Grasping his second bloody Mary of the day, one European guest at Saturday's Washington International luncheon at Laurel Race Track, took one look around and summed it up: "The only thing missing from this room today is beauty."
Money, however, was no problem. "There must be $2 billion in this room today," said OAS Secretary General Alejandro Orfila, as he leaned over a balcony surveying the European/American horse set gathered around the tables below. "Why just look at Nelson Bunker Hunt - the owner of Exceller - he must be worth $500 million himself."
Not to mention Greek shipping magnate Constantine Goulandris, who said that the $15,000 it took to fly his horse. Monsignor, from Paris was a mere drop in the tanker compared to his beast's insurance - $500,000 worth to the exact.

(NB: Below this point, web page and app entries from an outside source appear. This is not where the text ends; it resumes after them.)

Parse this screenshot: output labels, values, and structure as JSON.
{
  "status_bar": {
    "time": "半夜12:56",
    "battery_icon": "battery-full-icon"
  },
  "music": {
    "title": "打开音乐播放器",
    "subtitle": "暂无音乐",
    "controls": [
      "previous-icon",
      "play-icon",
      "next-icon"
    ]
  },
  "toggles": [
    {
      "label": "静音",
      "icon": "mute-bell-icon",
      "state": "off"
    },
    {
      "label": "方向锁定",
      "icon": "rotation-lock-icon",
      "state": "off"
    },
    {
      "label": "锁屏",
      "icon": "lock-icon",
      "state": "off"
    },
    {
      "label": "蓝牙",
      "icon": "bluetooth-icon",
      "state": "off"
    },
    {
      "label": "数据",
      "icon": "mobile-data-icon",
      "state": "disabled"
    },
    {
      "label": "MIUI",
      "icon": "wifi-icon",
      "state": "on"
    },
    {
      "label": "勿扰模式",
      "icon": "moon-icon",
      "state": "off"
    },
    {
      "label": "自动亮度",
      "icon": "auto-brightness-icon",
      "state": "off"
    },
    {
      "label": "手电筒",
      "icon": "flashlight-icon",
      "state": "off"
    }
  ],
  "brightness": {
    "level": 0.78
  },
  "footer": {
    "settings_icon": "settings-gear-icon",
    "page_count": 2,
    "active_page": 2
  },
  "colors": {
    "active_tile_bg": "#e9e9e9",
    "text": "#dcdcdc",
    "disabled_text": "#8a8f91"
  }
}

The luncheon was thrown by Laurel Race Trace owner John Schapiro and his wife, Eleanor, whose brother, former Sen. Joe Tydings (D-Md.), showed up even though "race tracks," he said, "are no places for politicians." Also there were equestrian socialities like Jacqueline Getty and Rose Marie Bogley, who sweated through the temperature afternoon in a Halston fur and suede coat. ("After what I paid for this I am keeping it on even if the temperature gets to 100 degrees.) Getty made sure everyone knew each time the band struck up "The Racing Song," a horse ditty whose lyrics she worte with investment banker Herbert Hutner. He is better known as the fourth or fifth husband of Zsa Zsa Gabor, a sequence even he had trouble remembering Saturday.
"I'll tell you," said Hutner as he dished up crabcakes and lobster newburg from the buffet table in Schapiro's elegant, private, glass-enclosed room overlooking the track, "I met Zsa Zsa two weeks after coming out of my 19-year marriage and three weeks later we were married."

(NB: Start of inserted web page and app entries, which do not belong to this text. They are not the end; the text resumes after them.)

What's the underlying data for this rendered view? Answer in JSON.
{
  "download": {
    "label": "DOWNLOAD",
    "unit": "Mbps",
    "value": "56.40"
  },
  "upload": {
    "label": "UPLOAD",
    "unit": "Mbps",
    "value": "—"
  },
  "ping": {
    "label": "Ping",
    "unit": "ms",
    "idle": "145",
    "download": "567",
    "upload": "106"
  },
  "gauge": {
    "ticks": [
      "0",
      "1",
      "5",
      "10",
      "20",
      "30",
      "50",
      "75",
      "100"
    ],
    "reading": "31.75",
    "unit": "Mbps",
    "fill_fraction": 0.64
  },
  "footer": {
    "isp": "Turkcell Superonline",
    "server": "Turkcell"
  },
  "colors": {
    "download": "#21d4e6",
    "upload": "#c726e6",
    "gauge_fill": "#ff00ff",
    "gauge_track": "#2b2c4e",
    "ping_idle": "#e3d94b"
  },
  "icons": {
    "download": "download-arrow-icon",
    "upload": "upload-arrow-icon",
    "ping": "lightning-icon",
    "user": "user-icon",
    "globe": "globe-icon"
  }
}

What was it like being married to Zsa Zsa Gabor? "Well, I will tell you this much, she put on a special night-time makeup before we went to bed."
For Rep. Pete McCloskey (R-Calif.), who arrived with Tydings, the International was a first in what he said, "had been a week of firsts for me. Last Thursday I also saw my first symphony."

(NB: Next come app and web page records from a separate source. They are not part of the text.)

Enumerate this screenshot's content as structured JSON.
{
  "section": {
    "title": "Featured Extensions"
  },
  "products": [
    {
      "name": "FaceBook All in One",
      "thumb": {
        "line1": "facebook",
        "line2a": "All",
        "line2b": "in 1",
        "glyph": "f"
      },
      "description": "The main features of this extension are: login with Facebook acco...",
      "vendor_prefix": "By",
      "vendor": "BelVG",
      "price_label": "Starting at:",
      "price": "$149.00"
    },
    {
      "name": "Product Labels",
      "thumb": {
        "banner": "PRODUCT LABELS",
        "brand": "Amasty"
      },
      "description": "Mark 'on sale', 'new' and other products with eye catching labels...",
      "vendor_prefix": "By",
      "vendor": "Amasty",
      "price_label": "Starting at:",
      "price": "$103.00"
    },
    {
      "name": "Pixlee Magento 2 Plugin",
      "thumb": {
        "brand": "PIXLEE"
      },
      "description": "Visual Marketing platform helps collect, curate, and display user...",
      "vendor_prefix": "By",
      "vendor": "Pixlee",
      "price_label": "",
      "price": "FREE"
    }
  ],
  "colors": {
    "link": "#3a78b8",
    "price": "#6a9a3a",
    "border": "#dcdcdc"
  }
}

Anita Madden of Lexington, Ky., who describes herself as "the lady who puts on that intimate little party for 1,000 people on Kentucky Derby eve," showed up in a suede skirt, boots, gold see-through mesh blouse and leather jacket trimmed in rooster feathers, all designed by Susie Creamcheese of Las Vegas. Madden made a point of adjusting her rhinestone-monogrammed sunglasses before noting, "Horse people aren't as conservative as the people look here today. Why look at me, I bet you never would've guessed that I was into horses."